** Opening RECORD SET block **

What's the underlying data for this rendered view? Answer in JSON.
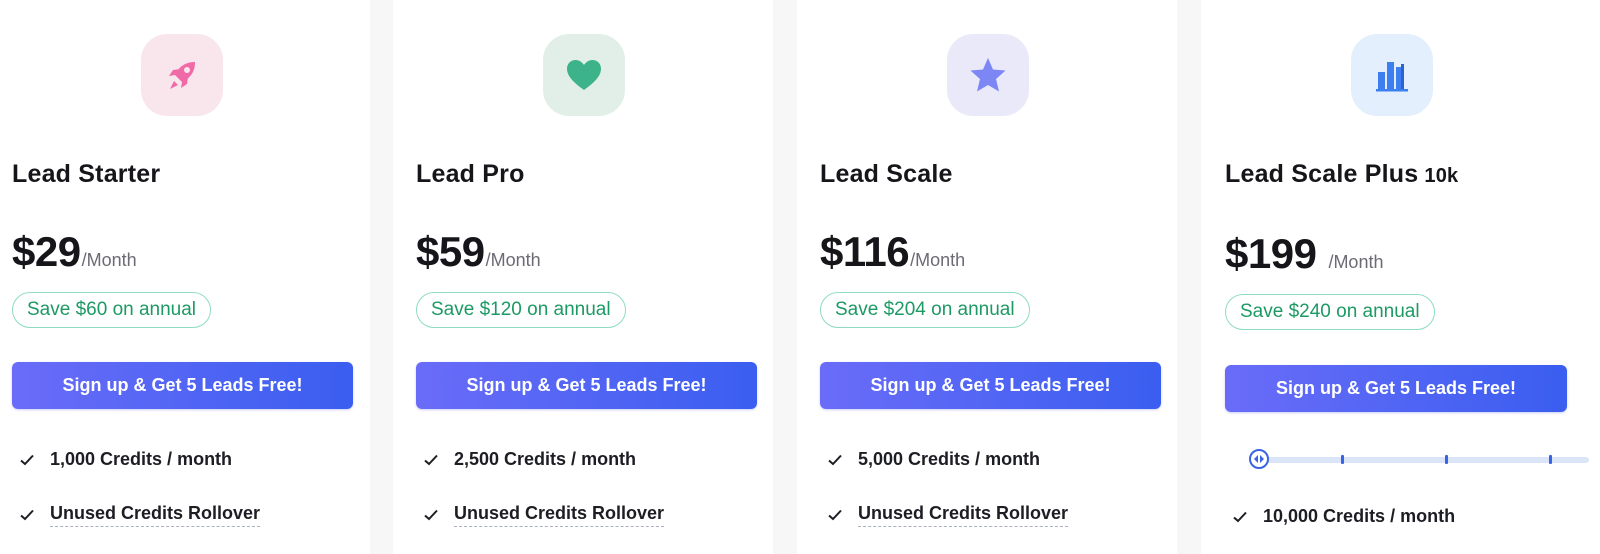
{
  "plans": [
    {
      "title": "Lead Starter",
      "title_suffix": "",
      "price": "$29",
      "period": "/Month",
      "save": "Save $60 on annual",
      "cta": "Sign up & Get 5 Leads Free!",
      "features": [
        "1,000 Credits / month",
        "Unused Credits Rollover"
      ],
      "icon": "rocket-icon",
      "icon_color": "#f06aa8",
      "icon_bg": "#f9e6ec"
    },
    {
      "title": "Lead Pro",
      "title_suffix": "",
      "price": "$59",
      "period": "/Month",
      "save": "Save $120 on annual",
      "cta": "Sign up & Get 5 Leads Free!",
      "features": [
        "2,500 Credits / month",
        "Unused Credits Rollover"
      ],
      "icon": "heart-icon",
      "icon_color": "#3cb38a",
      "icon_bg": "#e2efe9"
    },
    {
      "title": "Lead Scale",
      "title_suffix": "",
      "price": "$116",
      "period": "/Month",
      "save": "Save $204 on annual",
      "cta": "Sign up & Get 5 Leads Free!",
      "features": [
        "5,000 Credits / month",
        "Unused Credits Rollover"
      ],
      "icon": "star-icon",
      "icon_color": "#7d86f5",
      "icon_bg": "#e9e9f9"
    },
    {
      "title": "Lead Scale Plus",
      "title_suffix": "10k",
      "price": "$199",
      "period": "/Month",
      "save": "Save $240 on annual",
      "cta": "Sign up & Get 5 Leads Free!",
      "features": [
        "10,000 Credits / month"
      ],
      "icon": "bar-chart-icon",
      "icon_color": "#3d7ff0",
      "icon_bg": "#e3effc",
      "slider": {
        "position": 0
      }
    }
  ]
}
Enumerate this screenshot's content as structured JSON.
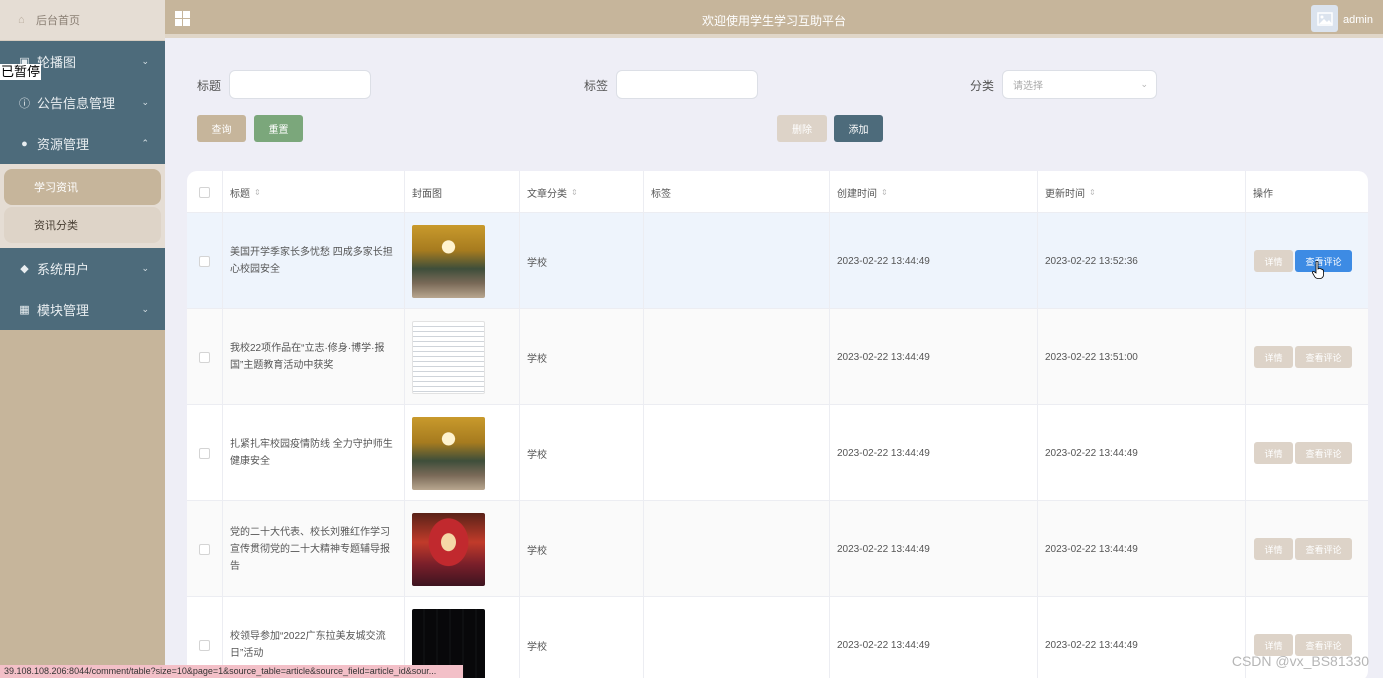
{
  "sidebar": {
    "home": "后台首页",
    "overlay_text": "已暂停",
    "menus": [
      {
        "label": "轮播图",
        "icon": "image-icon"
      },
      {
        "label": "公告信息管理",
        "icon": "info-icon"
      },
      {
        "label": "资源管理",
        "icon": "bulb-icon",
        "expanded": true
      },
      {
        "label": "系统用户",
        "icon": "user-icon"
      },
      {
        "label": "模块管理",
        "icon": "grid-icon"
      }
    ],
    "submenu": [
      {
        "label": "学习资讯",
        "active": true
      },
      {
        "label": "资讯分类",
        "active": false
      }
    ]
  },
  "header": {
    "title": "欢迎使用学生学习互助平台",
    "user": "admin"
  },
  "search": {
    "title_label": "标题",
    "tag_label": "标签",
    "category_label": "分类",
    "category_placeholder": "请选择",
    "query_btn": "查询",
    "reset_btn": "重置",
    "delete_btn": "删除",
    "add_btn": "添加"
  },
  "table": {
    "columns": [
      "标题",
      "封面图",
      "文章分类",
      "标签",
      "创建时间",
      "更新时间",
      "操作"
    ],
    "detail_btn": "详情",
    "comment_btn": "查看评论",
    "rows": [
      {
        "title": "美国开学季家长多忧愁 四成多家长担心校园安全",
        "cover": "trees",
        "category": "学校",
        "tag": "",
        "created": "2023-02-22 13:44:49",
        "updated": "2023-02-22 13:52:36"
      },
      {
        "title": "我校22项作品在“立志·修身·博学·报国”主题教育活动中获奖",
        "cover": "doc",
        "category": "学校",
        "tag": "",
        "created": "2023-02-22 13:44:49",
        "updated": "2023-02-22 13:51:00"
      },
      {
        "title": "扎紧扎牢校园疫情防线 全力守护师生健康安全",
        "cover": "trees",
        "category": "学校",
        "tag": "",
        "created": "2023-02-22 13:44:49",
        "updated": "2023-02-22 13:44:49"
      },
      {
        "title": "党的二十大代表、校长刘雅红作学习宣传贯彻党的二十大精神专题辅导报告",
        "cover": "hall",
        "category": "学校",
        "tag": "",
        "created": "2023-02-22 13:44:49",
        "updated": "2023-02-22 13:44:49"
      },
      {
        "title": "校领导参加“2022广东拉美友城交流日”活动",
        "cover": "screen",
        "category": "学校",
        "tag": "",
        "created": "2023-02-22 13:44:49",
        "updated": "2023-02-22 13:44:49"
      }
    ]
  },
  "status_url": "39.108.108.206:8044/comment/table?size=10&page=1&source_table=article&source_field=article_id&sour...",
  "watermark": "CSDN @vx_BS81330",
  "colors": {
    "sidebar_bg": "#c6b59b",
    "menu_bg": "#4d6b7b",
    "accent_blue": "#3d8be4",
    "reset_green": "#7ba77b",
    "add_slate": "#4d6b7b"
  }
}
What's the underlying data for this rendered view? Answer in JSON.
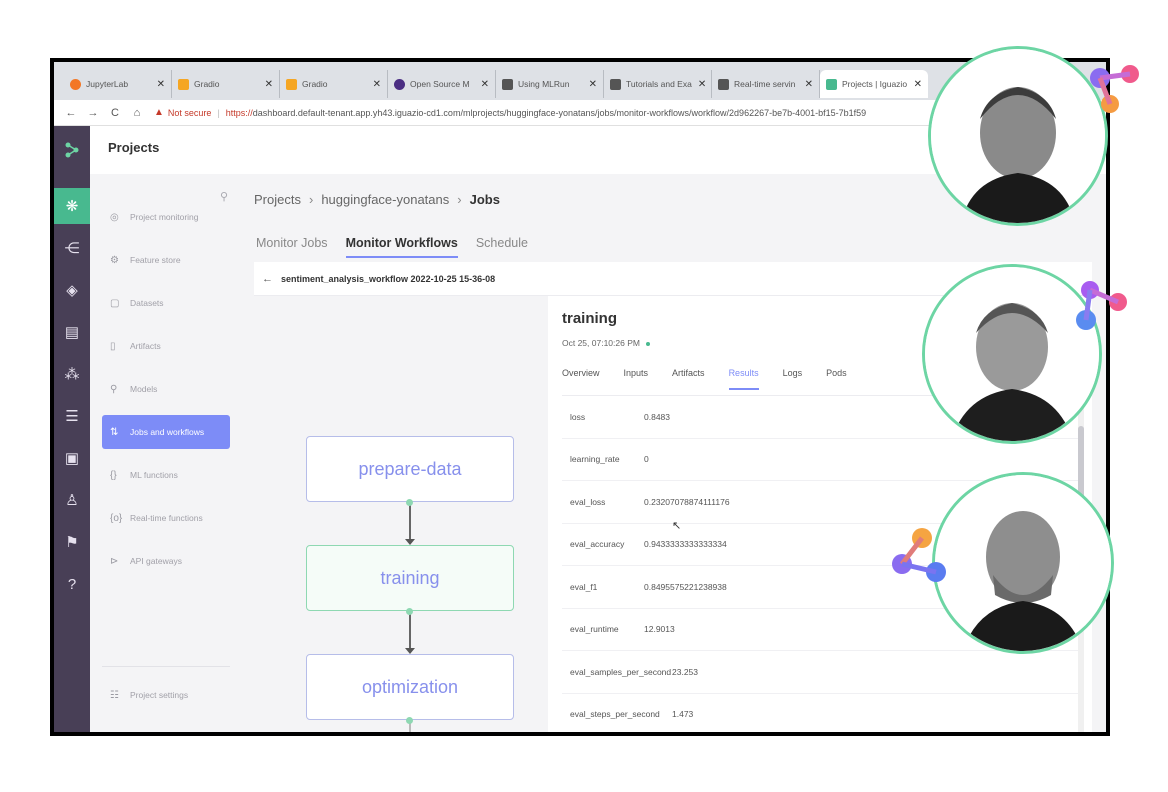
{
  "browser": {
    "tabs": [
      {
        "label": "JupyterLab",
        "color": "#f37726"
      },
      {
        "label": "Gradio",
        "color": "#f5a623"
      },
      {
        "label": "Gradio",
        "color": "#f5a623"
      },
      {
        "label": "Open Source M",
        "color": "#4b2e83"
      },
      {
        "label": "Using MLRun",
        "color": "#555555"
      },
      {
        "label": "Tutorials and Exa",
        "color": "#555555"
      },
      {
        "label": "Real-time servin",
        "color": "#555555"
      },
      {
        "label": "Projects | Iguazio",
        "color": "#48b98f"
      }
    ],
    "security_label": "Not secure",
    "url_scheme": "https://",
    "url_rest": "dashboard.default-tenant.app.yh43.iguazio-cd1.com/mlprojects/huggingface-yonatans/jobs/monitor-workflows/workflow/2d962267-be7b-4001-bf15-7b1f59"
  },
  "header": {
    "title": "Projects"
  },
  "menu": {
    "items": [
      {
        "label": "Project monitoring",
        "icon": "◎",
        "icon_name": "monitor-icon"
      },
      {
        "label": "Feature store",
        "icon": "⚙",
        "icon_name": "feature-store-icon"
      },
      {
        "label": "Datasets",
        "icon": "▢",
        "icon_name": "datasets-icon"
      },
      {
        "label": "Artifacts",
        "icon": "▯",
        "icon_name": "artifacts-icon"
      },
      {
        "label": "Models",
        "icon": "⚲",
        "icon_name": "models-icon"
      },
      {
        "label": "Jobs and workflows",
        "icon": "⇅",
        "icon_name": "jobs-icon"
      },
      {
        "label": "ML functions",
        "icon": "{}",
        "icon_name": "functions-icon"
      },
      {
        "label": "Real-time functions",
        "icon": "{o}",
        "icon_name": "realtime-icon"
      },
      {
        "label": "API gateways",
        "icon": "⊳",
        "icon_name": "api-gateway-icon"
      }
    ],
    "settings_label": "Project settings"
  },
  "breadcrumb": {
    "root": "Projects",
    "project": "huggingface-yonatans",
    "current": "Jobs"
  },
  "subtabs": [
    "Monitor Jobs",
    "Monitor Workflows",
    "Schedule"
  ],
  "workflow": {
    "title": "sentiment_analysis_workflow 2022-10-25 15-36-08"
  },
  "graph": {
    "nodes": [
      "prepare-data",
      "training",
      "optimization"
    ]
  },
  "details": {
    "title": "training",
    "date": "Oct 25, 07:10:26 PM",
    "tabs": [
      "Overview",
      "Inputs",
      "Artifacts",
      "Results",
      "Logs",
      "Pods"
    ],
    "active_tab": "Results",
    "results": [
      {
        "key": "loss",
        "value": "0.8483"
      },
      {
        "key": "learning_rate",
        "value": "0"
      },
      {
        "key": "eval_loss",
        "value": "0.23207078874111176"
      },
      {
        "key": "eval_accuracy",
        "value": "0.9433333333333334"
      },
      {
        "key": "eval_f1",
        "value": "0.8495575221238938"
      },
      {
        "key": "eval_runtime",
        "value": "12.9013"
      },
      {
        "key": "eval_samples_per_second",
        "value": "23.253"
      },
      {
        "key": "eval_steps_per_second",
        "value": "1.473"
      }
    ]
  },
  "colors": {
    "accent": "#7d8cf7",
    "nav": "#483f56",
    "success": "#48b98f",
    "avatar_ring": "#6dd5a4"
  }
}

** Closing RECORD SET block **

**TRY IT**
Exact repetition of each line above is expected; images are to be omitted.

**RESULT OF THIS EXERCISE**
What's the underlying data for this rendered view? Answer in JSON.
{
  "plans": [
    {
      "title": "Lead Starter",
      "title_suffix": "",
      "price": "$29",
      "period": "/Month",
      "save": "Save $60 on annual",
      "cta": "Sign up & Get 5 Leads Free!",
      "features": [
        "1,000 Credits / month",
        "Unused Credits Rollover"
      ],
      "icon": "rocket-icon",
      "icon_color": "#f06aa8",
      "icon_bg": "#f9e6ec"
    },
    {
      "title": "Lead Pro",
      "title_suffix": "",
      "price": "$59",
      "period": "/Month",
      "save": "Save $120 on annual",
      "cta": "Sign up & Get 5 Leads Free!",
      "features": [
        "2,500 Credits / month",
        "Unused Credits Rollover"
      ],
      "icon": "heart-icon",
      "icon_color": "#3cb38a",
      "icon_bg": "#e2efe9"
    },
    {
      "title": "Lead Scale",
      "title_suffix": "",
      "price": "$116",
      "period": "/Month",
      "save": "Save $204 on annual",
      "cta": "Sign up & Get 5 Leads Free!",
      "features": [
        "5,000 Credits / month",
        "Unused Credits Rollover"
      ],
      "icon": "star-icon",
      "icon_color": "#7d86f5",
      "icon_bg": "#e9e9f9"
    },
    {
      "title": "Lead Scale Plus",
      "title_suffix": "10k",
      "price": "$199",
      "period": "/Month",
      "save": "Save $240 on annual",
      "cta": "Sign up & Get 5 Leads Free!",
      "features": [
        "10,000 Credits / month"
      ],
      "icon": "bar-chart-icon",
      "icon_color": "#3d7ff0",
      "icon_bg": "#e3effc",
      "slider": {
        "position": 0
      }
    }
  ]
}
Enumerate this screenshot's content as structured JSON.
{
  "sidebar": {
    "home": "后台首页",
    "overlay_text": "已暂停",
    "menus": [
      {
        "label": "轮播图",
        "icon": "image-icon"
      },
      {
        "label": "公告信息管理",
        "icon": "info-icon"
      },
      {
        "label": "资源管理",
        "icon": "bulb-icon",
        "expanded": true
      },
      {
        "label": "系统用户",
        "icon": "user-icon"
      },
      {
        "label": "模块管理",
        "icon": "grid-icon"
      }
    ],
    "submenu": [
      {
        "label": "学习资讯",
        "active": true
      },
      {
        "label": "资讯分类",
        "active": false
      }
    ]
  },
  "header": {
    "title": "欢迎使用学生学习互助平台",
    "user": "admin"
  },
  "search": {
    "title_label": "标题",
    "tag_label": "标签",
    "category_label": "分类",
    "category_placeholder": "请选择",
    "query_btn": "查询",
    "reset_btn": "重置",
    "delete_btn": "删除",
    "add_btn": "添加"
  },
  "table": {
    "columns": [
      "标题",
      "封面图",
      "文章分类",
      "标签",
      "创建时间",
      "更新时间",
      "操作"
    ],
    "detail_btn": "详情",
    "comment_btn": "查看评论",
    "rows": [
      {
        "title": "美国开学季家长多忧愁 四成多家长担心校园安全",
        "cover": "trees",
        "category": "学校",
        "tag": "",
        "created": "2023-02-22 13:44:49",
        "updated": "2023-02-22 13:52:36"
      },
      {
        "title": "我校22项作品在“立志·修身·博学·报国”主题教育活动中获奖",
        "cover": "doc",
        "category": "学校",
        "tag": "",
        "created": "2023-02-22 13:44:49",
        "updated": "2023-02-22 13:51:00"
      },
      {
        "title": "扎紧扎牢校园疫情防线 全力守护师生健康安全",
        "cover": "trees",
        "category": "学校",
        "tag": "",
        "created": "2023-02-22 13:44:49",
        "updated": "2023-02-22 13:44:49"
      },
      {
        "title": "党的二十大代表、校长刘雅红作学习宣传贯彻党的二十大精神专题辅导报告",
        "cover": "hall",
        "category": "学校",
        "tag": "",
        "created": "2023-02-22 13:44:49",
        "updated": "2023-02-22 13:44:49"
      },
      {
        "title": "校领导参加“2022广东拉美友城交流日”活动",
        "cover": "screen",
        "category": "学校",
        "tag": "",
        "created": "2023-02-22 13:44:49",
        "updated": "2023-02-22 13:44:49"
      }
    ]
  },
  "status_url": "39.108.108.206:8044/comment/table?size=10&page=1&source_table=article&source_field=article_id&sour...",
  "watermark": "CSDN @vx_BS81330",
  "colors": {
    "sidebar_bg": "#c6b59b",
    "menu_bg": "#4d6b7b",
    "accent_blue": "#3d8be4",
    "reset_green": "#7ba77b",
    "add_slate": "#4d6b7b"
  }
}
What's the underlying data for this rendered view? Answer in JSON.
{
  "browser": {
    "tabs": [
      {
        "label": "JupyterLab",
        "color": "#f37726"
      },
      {
        "label": "Gradio",
        "color": "#f5a623"
      },
      {
        "label": "Gradio",
        "color": "#f5a623"
      },
      {
        "label": "Open Source M",
        "color": "#4b2e83"
      },
      {
        "label": "Using MLRun",
        "color": "#555555"
      },
      {
        "label": "Tutorials and Exa",
        "color": "#555555"
      },
      {
        "label": "Real-time servin",
        "color": "#555555"
      },
      {
        "label": "Projects | Iguazio",
        "color": "#48b98f"
      }
    ],
    "security_label": "Not secure",
    "url_scheme": "https://",
    "url_rest": "dashboard.default-tenant.app.yh43.iguazio-cd1.com/mlprojects/huggingface-yonatans/jobs/monitor-workflows/workflow/2d962267-be7b-4001-bf15-7b1f59"
  },
  "header": {
    "title": "Projects"
  },
  "menu": {
    "items": [
      {
        "label": "Project monitoring",
        "icon": "◎",
        "icon_name": "monitor-icon"
      },
      {
        "label": "Feature store",
        "icon": "⚙",
        "icon_name": "feature-store-icon"
      },
      {
        "label": "Datasets",
        "icon": "▢",
        "icon_name": "datasets-icon"
      },
      {
        "label": "Artifacts",
        "icon": "▯",
        "icon_name": "artifacts-icon"
      },
      {
        "label": "Models",
        "icon": "⚲",
        "icon_name": "models-icon"
      },
      {
        "label": "Jobs and workflows",
        "icon": "⇅",
        "icon_name": "jobs-icon"
      },
      {
        "label": "ML functions",
        "icon": "{}",
        "icon_name": "functions-icon"
      },
      {
        "label": "Real-time functions",
        "icon": "{o}",
        "icon_name": "realtime-icon"
      },
      {
        "label": "API gateways",
        "icon": "⊳",
        "icon_name": "api-gateway-icon"
      }
    ],
    "settings_label": "Project settings"
  },
  "breadcrumb": {
    "root": "Projects",
    "project": "huggingface-yonatans",
    "current": "Jobs"
  },
  "subtabs": [
    "Monitor Jobs",
    "Monitor Workflows",
    "Schedule"
  ],
  "workflow": {
    "title": "sentiment_analysis_workflow 2022-10-25 15-36-08"
  },
  "graph": {
    "nodes": [
      "prepare-data",
      "training",
      "optimization"
    ]
  },
  "details": {
    "title": "training",
    "date": "Oct 25, 07:10:26 PM",
    "tabs": [
      "Overview",
      "Inputs",
      "Artifacts",
      "Results",
      "Logs",
      "Pods"
    ],
    "active_tab": "Results",
    "results": [
      {
        "key": "loss",
        "value": "0.8483"
      },
      {
        "key": "learning_rate",
        "value": "0"
      },
      {
        "key": "eval_loss",
        "value": "0.23207078874111176"
      },
      {
        "key": "eval_accuracy",
        "value": "0.9433333333333334"
      },
      {
        "key": "eval_f1",
        "value": "0.8495575221238938"
      },
      {
        "key": "eval_runtime",
        "value": "12.9013"
      },
      {
        "key": "eval_samples_per_second",
        "value": "23.253"
      },
      {
        "key": "eval_steps_per_second",
        "value": "1.473"
      }
    ]
  },
  "colors": {
    "accent": "#7d8cf7",
    "nav": "#483f56",
    "success": "#48b98f",
    "avatar_ring": "#6dd5a4"
  }
}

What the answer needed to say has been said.